  • "De Hammond Encyclopedia" (in Dutch). Hammond Toonwielorgelvereniging Netherland (Hammond Organ Club of the Netherlands). Retrieved 2013-08-06.
  • Service Manual. Hammond Organ Company.
    • Introductory Section (Hammond Organ Models) (PDF). Winterpark, FL: Audio Playground Synthesizer Museum. 2001 [1970]. Archived from the original (retyped PDF) on 2010-11-24. Retrieved 2013-08-07. (recreation of original in 1970); Originally published as: Introductory Section. Service Manual. Melrose Park, Illinois: Hammond Organ Company. 1970. HO-495-1-2500.
    • The Blue Book of HAMMOND (PDF). 2001 [c. 1975]. Archived from the original (retyped PDF) on 2016-03-04. Retrieved 2013-08-07.
      Note: It seems a retyped copy of original "Introductory Section" of Service Manual in circa 1975, or similar.
    • BlueBook Hammond and Leslie (scanned image in PDF). 2009 [c. 1984]. Retrieved 2013-08-07.
      Note: It seems a reprint of "Introductory Section" of Service Manual circa 1984, or similar.

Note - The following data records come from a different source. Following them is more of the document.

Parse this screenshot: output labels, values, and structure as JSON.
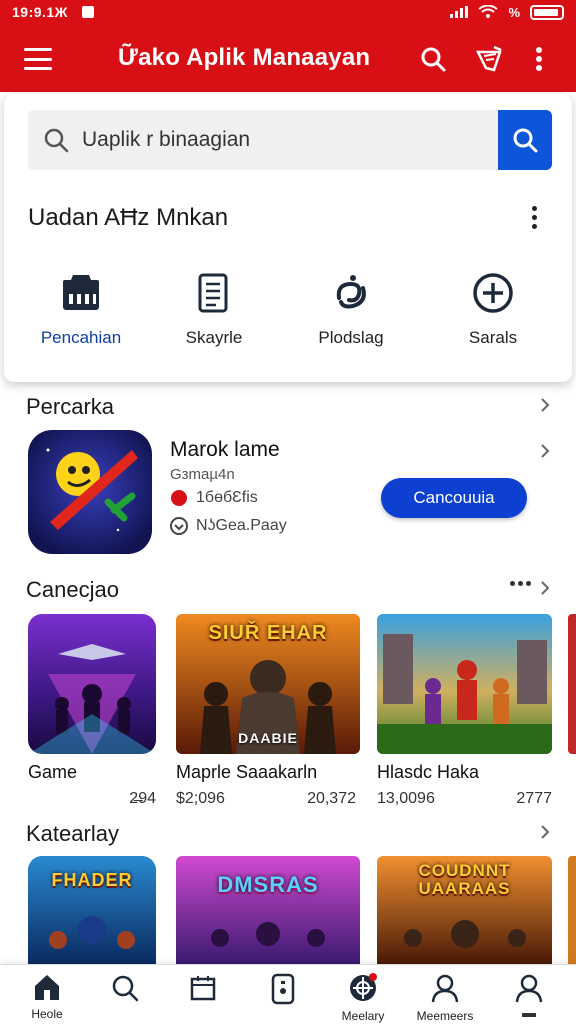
{
  "status_bar": {
    "time": "19:9.1Ж"
  },
  "app_bar": {
    "title": "Ữako Aplik Manaayan",
    "icons": [
      "menu-icon",
      "search-icon",
      "gift-icon",
      "more-vert-icon"
    ]
  },
  "search": {
    "placeholder": "Uaplik r binaagian"
  },
  "card": {
    "title": "Uadan AĦz Mnkan",
    "actions": [
      {
        "label": "Pencahian",
        "icon": "store-icon",
        "active": true
      },
      {
        "label": "Skayrle",
        "icon": "list-doc-icon",
        "active": false
      },
      {
        "label": "Plodslag",
        "icon": "swirl-icon",
        "active": false
      },
      {
        "label": "Sarals",
        "icon": "plus-circle-icon",
        "active": false
      }
    ]
  },
  "featured": {
    "section_title": "Percarka",
    "name": "Marok lame",
    "category": "Gзmaµ4n",
    "stat1": "1бөбƐfis",
    "stat2": "NʖGea.Paay",
    "button_label": "Cancouuia"
  },
  "section2": {
    "title": "Canecjao",
    "items": [
      {
        "name": "Game",
        "meta_left": "",
        "meta_right": "2̶94",
        "art_text": ""
      },
      {
        "name": "Maprle Saaakarln",
        "meta_left": "$2;096",
        "meta_right": "20,372",
        "art_text": "SIUŘ EHAR",
        "art_sub": "DAABIE"
      },
      {
        "name": "Hlasdc Haka",
        "meta_left": "13,0096",
        "meta_right": "2777",
        "art_text": ""
      }
    ]
  },
  "section3": {
    "title": "Katearlay",
    "items": [
      {
        "art_text": "FHADER"
      },
      {
        "art_text": "DMSRAS"
      },
      {
        "art_text": "COUDNNT UAARAAS"
      }
    ]
  },
  "bottom_nav": [
    {
      "label": "Heole",
      "icon": "home-icon"
    },
    {
      "label": "",
      "icon": "search-icon"
    },
    {
      "label": "",
      "icon": "calendar-icon"
    },
    {
      "label": "",
      "icon": "device-icon"
    },
    {
      "label": "Meelary",
      "icon": "globe-icon"
    },
    {
      "label": "Meemeers",
      "icon": "person-icon"
    },
    {
      "label": "",
      "icon": "account-icon"
    }
  ],
  "colors": {
    "brand": "#d90f16",
    "accent": "#0d55d9",
    "button": "#0d3fd0"
  }
}
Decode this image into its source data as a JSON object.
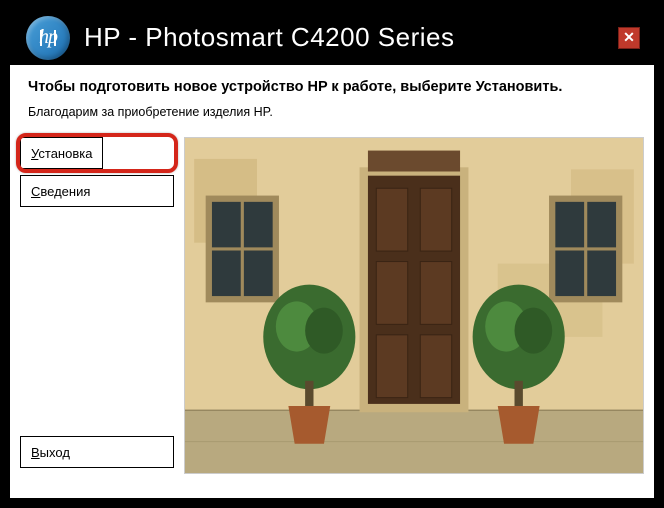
{
  "header": {
    "logo_text": "hp",
    "title": "HP - Photosmart C4200 Series",
    "close_glyph": "✕"
  },
  "intro": {
    "headline": "Чтобы подготовить новое устройство HP к работе, выберите Установить.",
    "thanks": "Благодарим за приобретение изделия HP."
  },
  "buttons": {
    "install_prefix": "У",
    "install_rest": "становка",
    "info_prefix": "С",
    "info_rest": "ведения",
    "exit_prefix": "В",
    "exit_rest": "ыход"
  },
  "colors": {
    "highlight": "#d4261a",
    "hp_blue": "#1c6fb3",
    "close_red": "#c0392b"
  }
}
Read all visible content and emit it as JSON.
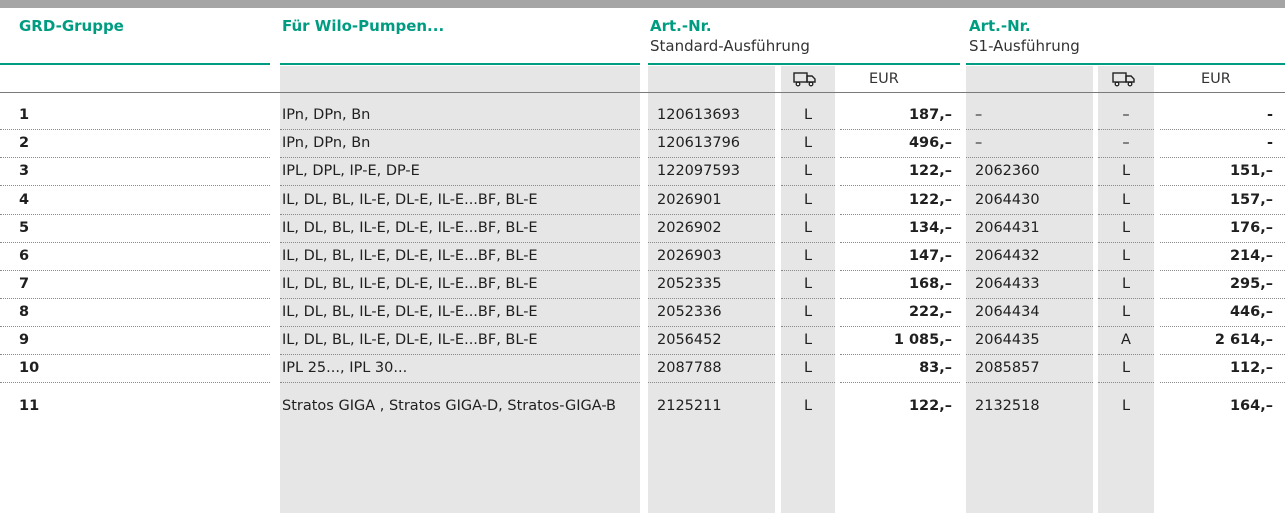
{
  "table": {
    "headers": {
      "group": "GRD-Gruppe",
      "pumps": "Für Wilo-Pumpen...",
      "art_std": "Art.-Nr.",
      "art_std_sub": "Standard-Ausführung",
      "art_s1": "Art.-Nr.",
      "art_s1_sub": "S1-Ausführung",
      "currency_std": "EUR",
      "currency_s1": "EUR",
      "delivery_icon": "truck-icon"
    },
    "rows": [
      {
        "group": "1",
        "pumps": "IPn, DPn, Bn",
        "std_no": "120613693",
        "std_avail": "L",
        "std_price": "187,–",
        "s1_no": "–",
        "s1_avail": "–",
        "s1_price": "-"
      },
      {
        "group": "2",
        "pumps": "IPn, DPn, Bn",
        "std_no": "120613796",
        "std_avail": "L",
        "std_price": "496,–",
        "s1_no": "–",
        "s1_avail": "–",
        "s1_price": "-"
      },
      {
        "group": "3",
        "pumps": "IPL, DPL, IP-E, DP-E",
        "std_no": "122097593",
        "std_avail": "L",
        "std_price": "122,–",
        "s1_no": "2062360",
        "s1_avail": "L",
        "s1_price": "151,–"
      },
      {
        "group": "4",
        "pumps": "IL, DL, BL, IL-E, DL-E, IL-E...BF, BL-E",
        "std_no": "2026901",
        "std_avail": "L",
        "std_price": "122,–",
        "s1_no": "2064430",
        "s1_avail": "L",
        "s1_price": "157,–"
      },
      {
        "group": "5",
        "pumps": "IL, DL, BL, IL-E, DL-E, IL-E...BF, BL-E",
        "std_no": "2026902",
        "std_avail": "L",
        "std_price": "134,–",
        "s1_no": "2064431",
        "s1_avail": "L",
        "s1_price": "176,–"
      },
      {
        "group": "6",
        "pumps": "IL, DL, BL, IL-E, DL-E, IL-E...BF, BL-E",
        "std_no": "2026903",
        "std_avail": "L",
        "std_price": "147,–",
        "s1_no": "2064432",
        "s1_avail": "L",
        "s1_price": "214,–"
      },
      {
        "group": "7",
        "pumps": "IL, DL, BL, IL-E, DL-E, IL-E...BF, BL-E",
        "std_no": "2052335",
        "std_avail": "L",
        "std_price": "168,–",
        "s1_no": "2064433",
        "s1_avail": "L",
        "s1_price": "295,–"
      },
      {
        "group": "8",
        "pumps": "IL, DL, BL, IL-E, DL-E, IL-E...BF, BL-E",
        "std_no": "2052336",
        "std_avail": "L",
        "std_price": "222,–",
        "s1_no": "2064434",
        "s1_avail": "L",
        "s1_price": "446,–"
      },
      {
        "group": "9",
        "pumps": "IL, DL, BL, IL-E, DL-E, IL-E...BF, BL-E",
        "std_no": "2056452",
        "std_avail": "L",
        "std_price": "1 085,–",
        "s1_no": "2064435",
        "s1_avail": "A",
        "s1_price": "2 614,–"
      },
      {
        "group": "10",
        "pumps": "IPL 25..., IPL 30...",
        "std_no": "2087788",
        "std_avail": "L",
        "std_price": "83,–",
        "s1_no": "2085857",
        "s1_avail": "L",
        "s1_price": "112,–"
      },
      {
        "group": "11",
        "pumps": "Stratos GIGA , Stratos GIGA-D, Stratos-GIGA-B",
        "std_no": "2125211",
        "std_avail": "L",
        "std_price": "122,–",
        "s1_no": "2132518",
        "s1_avail": "L",
        "s1_price": "164,–"
      }
    ]
  },
  "colors": {
    "accent": "#009c82",
    "shade": "#e6e6e6",
    "topbar": "#a5a5a5"
  }
}
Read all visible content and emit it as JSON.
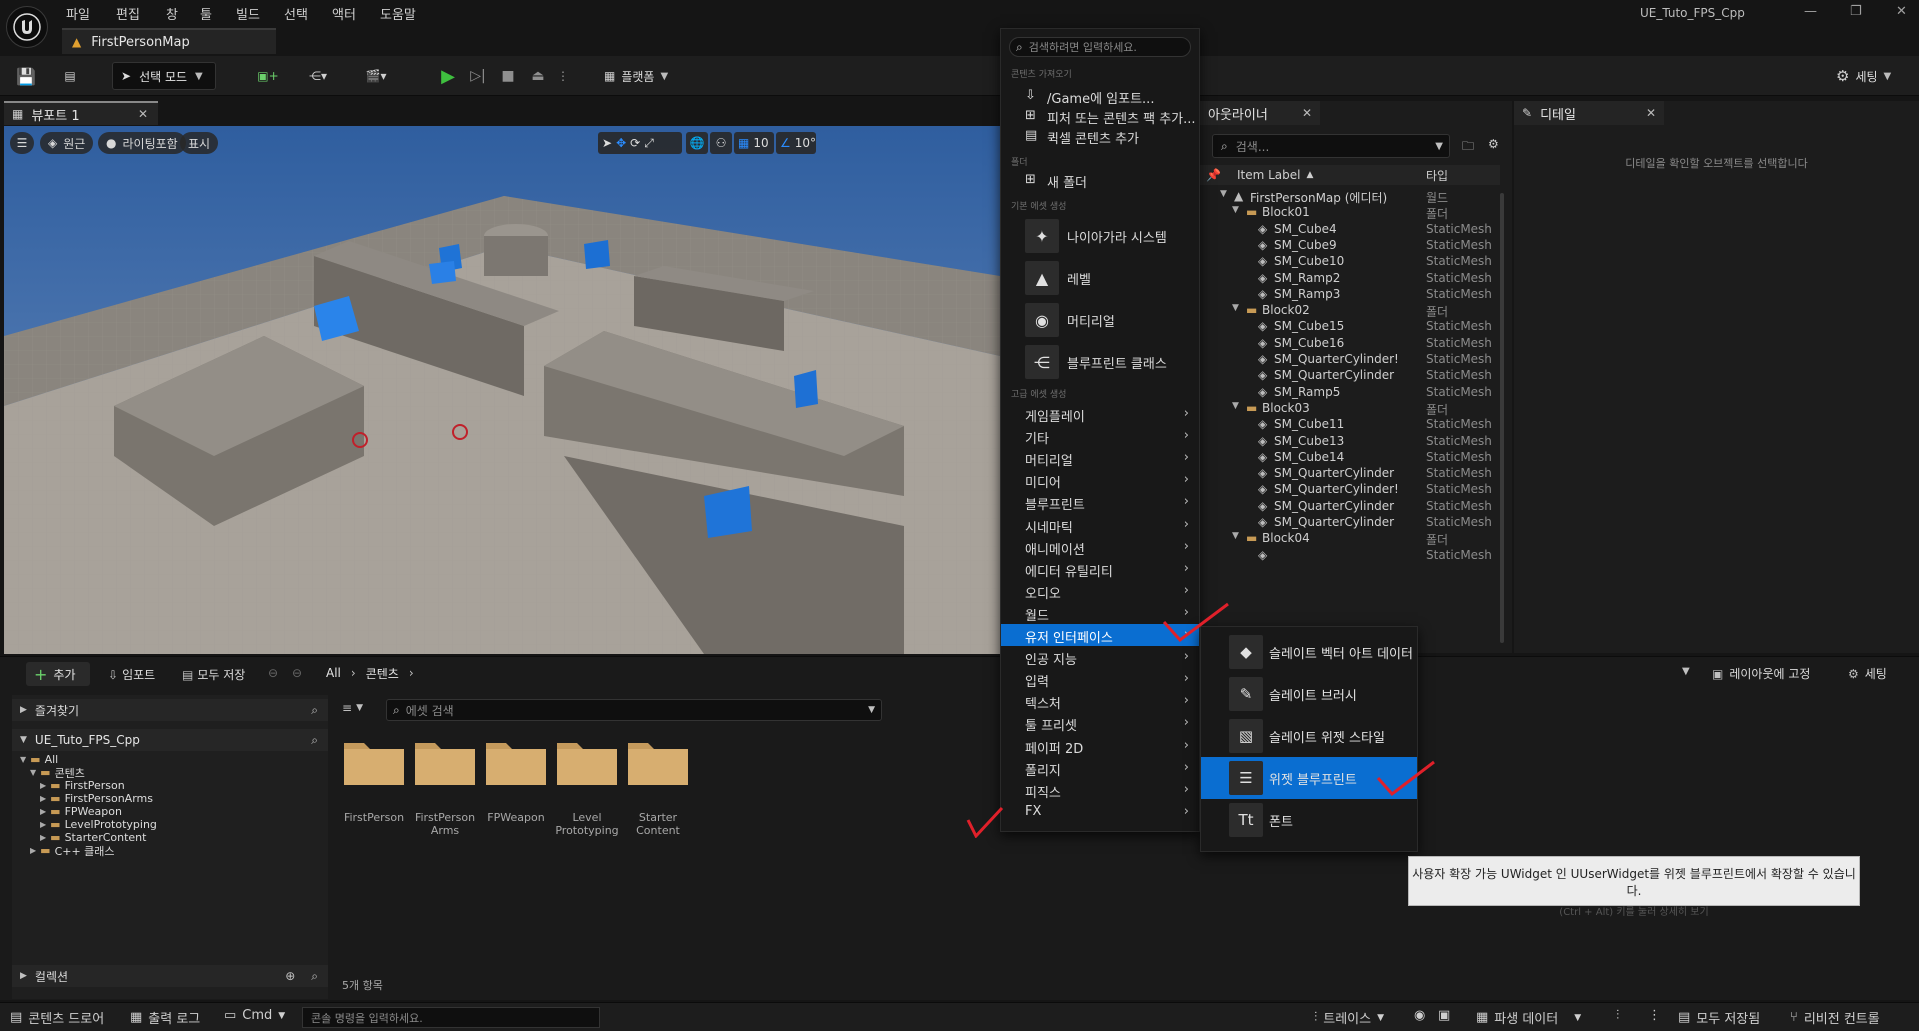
{
  "app": {
    "project_name": "UE_Tuto_FPS_Cpp",
    "document_tab": "FirstPersonMap"
  },
  "menubar": [
    "파일",
    "편집",
    "창",
    "툴",
    "빌드",
    "선택",
    "액터",
    "도움말"
  ],
  "toolbar": {
    "select_mode": "선택 모드",
    "platforms": "플랫폼",
    "settings": "세팅"
  },
  "viewport": {
    "tab_label": "뷰포트 1",
    "perspective": "원근",
    "lighting": "라이팅포함",
    "show": "표시",
    "grid_snap": "10",
    "rotation_snap": "10°"
  },
  "outliner": {
    "tab_label": "아웃라이너",
    "search_placeholder": "검색...",
    "col_label": "Item Label",
    "col_type": "타입",
    "rows": [
      {
        "name": "FirstPersonMap (에디터)",
        "type": "월드",
        "indent": 0,
        "kind": "world",
        "expanded": true
      },
      {
        "name": "Block01",
        "type": "폴더",
        "indent": 1,
        "kind": "folder",
        "expanded": true
      },
      {
        "name": "SM_Cube4",
        "type": "StaticMesh",
        "indent": 2,
        "kind": "mesh"
      },
      {
        "name": "SM_Cube9",
        "type": "StaticMesh",
        "indent": 2,
        "kind": "mesh"
      },
      {
        "name": "SM_Cube10",
        "type": "StaticMesh",
        "indent": 2,
        "kind": "mesh"
      },
      {
        "name": "SM_Ramp2",
        "type": "StaticMesh",
        "indent": 2,
        "kind": "mesh"
      },
      {
        "name": "SM_Ramp3",
        "type": "StaticMesh",
        "indent": 2,
        "kind": "mesh"
      },
      {
        "name": "Block02",
        "type": "폴더",
        "indent": 1,
        "kind": "folder",
        "expanded": true
      },
      {
        "name": "SM_Cube15",
        "type": "StaticMesh",
        "indent": 2,
        "kind": "mesh"
      },
      {
        "name": "SM_Cube16",
        "type": "StaticMesh",
        "indent": 2,
        "kind": "mesh"
      },
      {
        "name": "SM_QuarterCylinder!",
        "type": "StaticMesh",
        "indent": 2,
        "kind": "mesh"
      },
      {
        "name": "SM_QuarterCylinder",
        "type": "StaticMesh",
        "indent": 2,
        "kind": "mesh"
      },
      {
        "name": "SM_Ramp5",
        "type": "StaticMesh",
        "indent": 2,
        "kind": "mesh"
      },
      {
        "name": "Block03",
        "type": "폴더",
        "indent": 1,
        "kind": "folder",
        "expanded": true
      },
      {
        "name": "SM_Cube11",
        "type": "StaticMesh",
        "indent": 2,
        "kind": "mesh"
      },
      {
        "name": "SM_Cube13",
        "type": "StaticMesh",
        "indent": 2,
        "kind": "mesh"
      },
      {
        "name": "SM_Cube14",
        "type": "StaticMesh",
        "indent": 2,
        "kind": "mesh"
      },
      {
        "name": "SM_QuarterCylinder",
        "type": "StaticMesh",
        "indent": 2,
        "kind": "mesh"
      },
      {
        "name": "SM_QuarterCylinder!",
        "type": "StaticMesh",
        "indent": 2,
        "kind": "mesh"
      },
      {
        "name": "SM_QuarterCylinder",
        "type": "StaticMesh",
        "indent": 2,
        "kind": "mesh"
      },
      {
        "name": "SM_QuarterCylinder",
        "type": "StaticMesh",
        "indent": 2,
        "kind": "mesh"
      },
      {
        "name": "Block04",
        "type": "폴더",
        "indent": 1,
        "kind": "folder",
        "expanded": true
      },
      {
        "name": "",
        "type": "StaticMesh",
        "indent": 2,
        "kind": "mesh"
      }
    ]
  },
  "details": {
    "tab_label": "디테일",
    "empty_message": "디테일을 확인할 오브젝트를 선택합니다"
  },
  "content_browser": {
    "add": "추가",
    "import": "임포트",
    "save_all": "모두 저장",
    "path": [
      "All",
      "콘텐츠"
    ],
    "lock_layout": "레이아웃에 고정",
    "settings": "세팅",
    "favorites": "즐겨찾기",
    "project": "UE_Tuto_FPS_Cpp",
    "tree": [
      {
        "label": "All",
        "indent": 0,
        "expanded": true
      },
      {
        "label": "콘텐츠",
        "indent": 1,
        "expanded": true
      },
      {
        "label": "FirstPerson",
        "indent": 2
      },
      {
        "label": "FirstPersonArms",
        "indent": 2
      },
      {
        "label": "FPWeapon",
        "indent": 2
      },
      {
        "label": "LevelPrototyping",
        "indent": 2
      },
      {
        "label": "StarterContent",
        "indent": 2
      },
      {
        "label": "C++ 클래스",
        "indent": 1
      }
    ],
    "collections": "컬렉션",
    "search_placeholder": "에셋 검색",
    "folders": [
      {
        "line1": "FirstPerson",
        "line2": ""
      },
      {
        "line1": "FirstPerson",
        "line2": "Arms"
      },
      {
        "line1": "FPWeapon",
        "line2": ""
      },
      {
        "line1": "Level",
        "line2": "Prototyping"
      },
      {
        "line1": "Starter",
        "line2": "Content"
      }
    ],
    "item_count": "5개 항목"
  },
  "statusbar": {
    "content_drawer": "콘텐츠 드로어",
    "output_log": "출력 로그",
    "cmd": "Cmd",
    "cmd_placeholder": "콘솔 명령을 입력하세요.",
    "trace": "트레이스",
    "derived_data": "파생 데이터",
    "save_all": "모두 저장됨",
    "revision": "리비전 컨트롤"
  },
  "context_menu": {
    "search_placeholder": "검색하려면 입력하세요.",
    "section_get": "콘텐츠 가져오기",
    "import_game": "/Game에 임포트...",
    "add_feature": "피처 또는 콘텐츠 팩 추가...",
    "add_quixel": "퀵셀 콘텐츠 추가",
    "section_folder": "폴더",
    "new_folder": "새 폴더",
    "section_basic": "기본 에셋 생성",
    "basic_items": [
      "나이아가라 시스템",
      "레벨",
      "머티리얼",
      "블루프린트 클래스"
    ],
    "section_advanced": "고급 에셋 생성",
    "advanced_items": [
      "게임플레이",
      "기타",
      "머티리얼",
      "미디어",
      "블루프린트",
      "시네마틱",
      "애니메이션",
      "에디터 유틸리티",
      "오디오",
      "월드",
      "유저 인터페이스",
      "인공 지능",
      "입력",
      "텍스처",
      "툴 프리셋",
      "페이퍼 2D",
      "폴리지",
      "피직스",
      "FX"
    ],
    "highlighted_index": 10
  },
  "submenu": {
    "items": [
      "슬레이트 벡터 아트 데이터",
      "슬레이트 브러시",
      "슬레이트 위젯 스타일",
      "위젯 블루프린트",
      "폰트"
    ],
    "highlighted_index": 3
  },
  "tooltip": {
    "line1": "사용자 확장 가능 UWidget 인 UUserWidget를 위젯 블루프린트에서 확장할 수 있습니다.",
    "line2": "(Ctrl + Alt) 키를 눌러 상세히 보기"
  },
  "colors": {
    "accent": "#0a6ed1",
    "annotation": "#e0202a",
    "play_green": "#3fbf3f"
  }
}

  • "History & Reference". Hammond Zone ( Archived from the original on 2018-02-22. Retrieved 2013-08-06.